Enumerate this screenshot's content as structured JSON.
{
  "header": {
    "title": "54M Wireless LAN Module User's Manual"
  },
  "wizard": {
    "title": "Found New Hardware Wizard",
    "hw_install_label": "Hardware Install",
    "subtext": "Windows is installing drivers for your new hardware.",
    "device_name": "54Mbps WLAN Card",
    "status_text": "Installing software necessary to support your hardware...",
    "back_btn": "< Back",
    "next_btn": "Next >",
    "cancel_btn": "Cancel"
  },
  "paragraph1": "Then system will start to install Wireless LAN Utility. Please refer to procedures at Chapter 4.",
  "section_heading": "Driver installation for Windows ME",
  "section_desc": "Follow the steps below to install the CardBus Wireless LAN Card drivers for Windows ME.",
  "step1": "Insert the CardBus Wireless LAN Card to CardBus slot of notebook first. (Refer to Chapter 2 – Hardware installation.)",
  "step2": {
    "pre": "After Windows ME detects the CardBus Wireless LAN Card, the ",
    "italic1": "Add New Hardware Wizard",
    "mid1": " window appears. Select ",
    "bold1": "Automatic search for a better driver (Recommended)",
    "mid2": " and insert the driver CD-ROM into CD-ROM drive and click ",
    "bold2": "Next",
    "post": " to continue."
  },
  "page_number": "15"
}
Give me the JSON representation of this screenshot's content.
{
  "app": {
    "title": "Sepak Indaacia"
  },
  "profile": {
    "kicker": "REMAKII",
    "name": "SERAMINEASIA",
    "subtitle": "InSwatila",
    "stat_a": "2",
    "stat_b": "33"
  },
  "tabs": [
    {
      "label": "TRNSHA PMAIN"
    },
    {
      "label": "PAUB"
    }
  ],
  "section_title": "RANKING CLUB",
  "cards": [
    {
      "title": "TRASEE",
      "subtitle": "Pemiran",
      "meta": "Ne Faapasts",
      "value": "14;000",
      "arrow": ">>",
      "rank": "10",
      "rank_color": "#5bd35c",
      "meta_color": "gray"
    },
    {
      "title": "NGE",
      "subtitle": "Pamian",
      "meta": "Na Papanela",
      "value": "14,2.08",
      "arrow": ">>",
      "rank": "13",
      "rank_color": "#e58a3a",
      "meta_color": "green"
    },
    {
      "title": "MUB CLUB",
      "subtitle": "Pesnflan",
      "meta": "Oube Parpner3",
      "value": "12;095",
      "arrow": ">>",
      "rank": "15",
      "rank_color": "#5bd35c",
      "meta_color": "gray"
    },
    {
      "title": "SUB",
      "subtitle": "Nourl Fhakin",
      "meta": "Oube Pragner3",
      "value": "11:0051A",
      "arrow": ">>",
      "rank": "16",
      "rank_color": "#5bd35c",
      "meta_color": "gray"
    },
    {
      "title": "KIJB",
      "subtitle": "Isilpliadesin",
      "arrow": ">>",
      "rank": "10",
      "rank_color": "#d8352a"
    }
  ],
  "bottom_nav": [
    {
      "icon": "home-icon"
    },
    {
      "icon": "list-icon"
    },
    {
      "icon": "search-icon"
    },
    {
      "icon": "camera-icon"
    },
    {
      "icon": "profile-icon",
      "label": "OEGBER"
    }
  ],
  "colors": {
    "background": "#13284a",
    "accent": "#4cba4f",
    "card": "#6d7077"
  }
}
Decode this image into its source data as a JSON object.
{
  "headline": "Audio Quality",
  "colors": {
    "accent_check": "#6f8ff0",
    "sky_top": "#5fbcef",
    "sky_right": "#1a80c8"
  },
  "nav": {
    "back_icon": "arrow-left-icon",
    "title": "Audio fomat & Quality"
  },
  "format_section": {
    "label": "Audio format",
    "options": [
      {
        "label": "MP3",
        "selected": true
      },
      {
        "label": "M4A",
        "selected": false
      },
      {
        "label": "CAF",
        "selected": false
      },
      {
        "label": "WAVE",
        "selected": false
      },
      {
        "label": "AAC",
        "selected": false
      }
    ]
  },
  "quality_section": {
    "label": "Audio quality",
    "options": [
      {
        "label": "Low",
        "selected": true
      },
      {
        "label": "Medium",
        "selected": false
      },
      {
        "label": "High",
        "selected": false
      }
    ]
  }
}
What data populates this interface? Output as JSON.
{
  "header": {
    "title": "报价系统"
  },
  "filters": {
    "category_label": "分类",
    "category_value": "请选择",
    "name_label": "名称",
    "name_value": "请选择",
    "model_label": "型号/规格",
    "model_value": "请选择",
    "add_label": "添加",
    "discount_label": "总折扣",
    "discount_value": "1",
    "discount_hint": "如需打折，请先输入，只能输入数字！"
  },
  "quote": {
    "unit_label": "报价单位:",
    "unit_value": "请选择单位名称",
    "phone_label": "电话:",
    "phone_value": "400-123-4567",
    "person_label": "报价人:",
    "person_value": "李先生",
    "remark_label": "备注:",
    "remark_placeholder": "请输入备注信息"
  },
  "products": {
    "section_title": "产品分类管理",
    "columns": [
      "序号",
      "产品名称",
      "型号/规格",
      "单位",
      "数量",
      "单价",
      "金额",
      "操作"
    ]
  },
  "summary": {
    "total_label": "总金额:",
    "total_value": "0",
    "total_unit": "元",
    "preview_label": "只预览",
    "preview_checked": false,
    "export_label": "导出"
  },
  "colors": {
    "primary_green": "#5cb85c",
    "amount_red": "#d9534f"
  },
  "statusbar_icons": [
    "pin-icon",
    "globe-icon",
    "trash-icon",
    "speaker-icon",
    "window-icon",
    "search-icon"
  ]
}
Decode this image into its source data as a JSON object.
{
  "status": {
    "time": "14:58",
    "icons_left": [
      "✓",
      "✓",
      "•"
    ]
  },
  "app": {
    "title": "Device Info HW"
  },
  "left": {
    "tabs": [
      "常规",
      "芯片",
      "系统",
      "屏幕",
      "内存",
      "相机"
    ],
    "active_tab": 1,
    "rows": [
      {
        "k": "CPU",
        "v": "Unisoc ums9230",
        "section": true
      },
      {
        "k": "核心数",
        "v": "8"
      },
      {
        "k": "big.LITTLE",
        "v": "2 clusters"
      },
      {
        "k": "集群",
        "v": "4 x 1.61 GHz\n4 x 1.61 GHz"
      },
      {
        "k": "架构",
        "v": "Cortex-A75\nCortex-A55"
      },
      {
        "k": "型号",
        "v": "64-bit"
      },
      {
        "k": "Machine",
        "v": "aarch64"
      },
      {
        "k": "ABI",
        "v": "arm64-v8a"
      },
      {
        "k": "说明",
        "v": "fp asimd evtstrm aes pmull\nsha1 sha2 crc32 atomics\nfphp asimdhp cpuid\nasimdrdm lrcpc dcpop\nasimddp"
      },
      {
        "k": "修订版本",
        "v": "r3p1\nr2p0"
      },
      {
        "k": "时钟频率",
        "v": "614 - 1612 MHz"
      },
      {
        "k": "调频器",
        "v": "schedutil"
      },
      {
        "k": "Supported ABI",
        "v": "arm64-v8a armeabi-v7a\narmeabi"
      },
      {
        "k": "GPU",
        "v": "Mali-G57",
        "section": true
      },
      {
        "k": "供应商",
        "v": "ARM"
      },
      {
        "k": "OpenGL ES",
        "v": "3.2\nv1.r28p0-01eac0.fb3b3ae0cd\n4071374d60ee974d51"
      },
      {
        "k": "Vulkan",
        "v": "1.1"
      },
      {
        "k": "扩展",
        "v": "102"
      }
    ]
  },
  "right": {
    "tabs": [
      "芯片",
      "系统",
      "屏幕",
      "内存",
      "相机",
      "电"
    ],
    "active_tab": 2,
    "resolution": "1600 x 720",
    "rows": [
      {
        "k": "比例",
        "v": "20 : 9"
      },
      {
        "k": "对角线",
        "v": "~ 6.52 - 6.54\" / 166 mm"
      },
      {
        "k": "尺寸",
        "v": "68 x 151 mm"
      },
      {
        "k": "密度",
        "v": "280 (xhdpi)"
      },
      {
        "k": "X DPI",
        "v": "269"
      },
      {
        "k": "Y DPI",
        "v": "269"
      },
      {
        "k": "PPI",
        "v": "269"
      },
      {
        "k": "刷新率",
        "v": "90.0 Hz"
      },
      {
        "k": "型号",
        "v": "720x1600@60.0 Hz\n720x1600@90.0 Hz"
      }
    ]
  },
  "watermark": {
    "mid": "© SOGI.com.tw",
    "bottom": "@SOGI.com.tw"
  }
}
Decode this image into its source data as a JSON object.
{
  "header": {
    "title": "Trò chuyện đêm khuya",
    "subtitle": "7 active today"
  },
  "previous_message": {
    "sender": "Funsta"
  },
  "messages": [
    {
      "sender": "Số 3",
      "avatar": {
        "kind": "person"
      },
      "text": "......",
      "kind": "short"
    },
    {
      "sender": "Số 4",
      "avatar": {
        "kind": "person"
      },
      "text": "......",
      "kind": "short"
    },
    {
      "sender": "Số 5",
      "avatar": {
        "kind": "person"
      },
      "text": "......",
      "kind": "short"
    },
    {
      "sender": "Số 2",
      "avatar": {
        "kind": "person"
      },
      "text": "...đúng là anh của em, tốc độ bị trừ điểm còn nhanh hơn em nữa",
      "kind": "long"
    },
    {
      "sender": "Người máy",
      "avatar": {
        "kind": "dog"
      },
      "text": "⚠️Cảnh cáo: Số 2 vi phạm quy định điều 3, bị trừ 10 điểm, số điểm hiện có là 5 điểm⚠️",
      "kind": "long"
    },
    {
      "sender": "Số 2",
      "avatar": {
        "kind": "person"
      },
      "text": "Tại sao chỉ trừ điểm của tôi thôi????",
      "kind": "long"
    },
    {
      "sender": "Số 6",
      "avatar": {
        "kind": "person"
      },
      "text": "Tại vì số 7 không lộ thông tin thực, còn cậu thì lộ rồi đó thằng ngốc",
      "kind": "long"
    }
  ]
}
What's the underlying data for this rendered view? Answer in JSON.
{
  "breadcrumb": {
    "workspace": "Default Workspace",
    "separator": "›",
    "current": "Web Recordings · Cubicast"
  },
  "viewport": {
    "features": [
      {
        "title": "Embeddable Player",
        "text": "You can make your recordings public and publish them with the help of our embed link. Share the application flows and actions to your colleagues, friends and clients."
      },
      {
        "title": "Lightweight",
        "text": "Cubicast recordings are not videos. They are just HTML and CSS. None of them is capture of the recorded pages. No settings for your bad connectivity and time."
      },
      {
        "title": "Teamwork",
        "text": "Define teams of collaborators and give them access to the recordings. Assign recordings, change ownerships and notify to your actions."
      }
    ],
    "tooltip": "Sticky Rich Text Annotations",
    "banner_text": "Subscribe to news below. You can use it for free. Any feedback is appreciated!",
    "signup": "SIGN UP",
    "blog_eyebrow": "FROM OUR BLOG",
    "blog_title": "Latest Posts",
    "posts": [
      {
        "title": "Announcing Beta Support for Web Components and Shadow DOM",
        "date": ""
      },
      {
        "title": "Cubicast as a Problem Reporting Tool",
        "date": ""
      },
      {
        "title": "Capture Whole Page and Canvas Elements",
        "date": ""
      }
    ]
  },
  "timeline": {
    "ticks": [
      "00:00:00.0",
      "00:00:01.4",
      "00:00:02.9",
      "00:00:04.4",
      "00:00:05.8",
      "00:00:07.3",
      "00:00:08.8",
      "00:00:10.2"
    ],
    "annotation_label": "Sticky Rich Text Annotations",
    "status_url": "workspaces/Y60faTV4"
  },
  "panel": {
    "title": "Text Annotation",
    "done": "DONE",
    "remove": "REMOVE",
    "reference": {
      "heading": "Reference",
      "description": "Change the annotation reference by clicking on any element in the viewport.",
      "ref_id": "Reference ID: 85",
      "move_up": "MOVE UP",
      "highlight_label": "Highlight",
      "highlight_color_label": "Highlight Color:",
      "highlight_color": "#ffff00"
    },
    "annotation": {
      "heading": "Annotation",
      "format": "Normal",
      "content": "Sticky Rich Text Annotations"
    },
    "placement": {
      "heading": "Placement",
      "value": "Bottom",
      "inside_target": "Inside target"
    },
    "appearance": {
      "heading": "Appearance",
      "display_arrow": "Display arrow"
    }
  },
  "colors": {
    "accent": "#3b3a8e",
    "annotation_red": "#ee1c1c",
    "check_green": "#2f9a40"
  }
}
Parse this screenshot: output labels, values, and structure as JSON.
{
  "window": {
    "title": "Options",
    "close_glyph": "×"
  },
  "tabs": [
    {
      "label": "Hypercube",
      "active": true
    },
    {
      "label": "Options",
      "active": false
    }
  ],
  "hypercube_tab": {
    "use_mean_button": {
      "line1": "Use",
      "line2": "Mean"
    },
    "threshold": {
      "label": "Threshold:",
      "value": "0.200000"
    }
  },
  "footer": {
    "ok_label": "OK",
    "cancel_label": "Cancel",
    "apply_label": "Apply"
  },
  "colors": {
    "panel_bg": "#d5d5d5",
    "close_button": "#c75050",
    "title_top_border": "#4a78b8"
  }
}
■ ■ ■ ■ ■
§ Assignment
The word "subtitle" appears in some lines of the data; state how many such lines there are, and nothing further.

§ Exercise result
7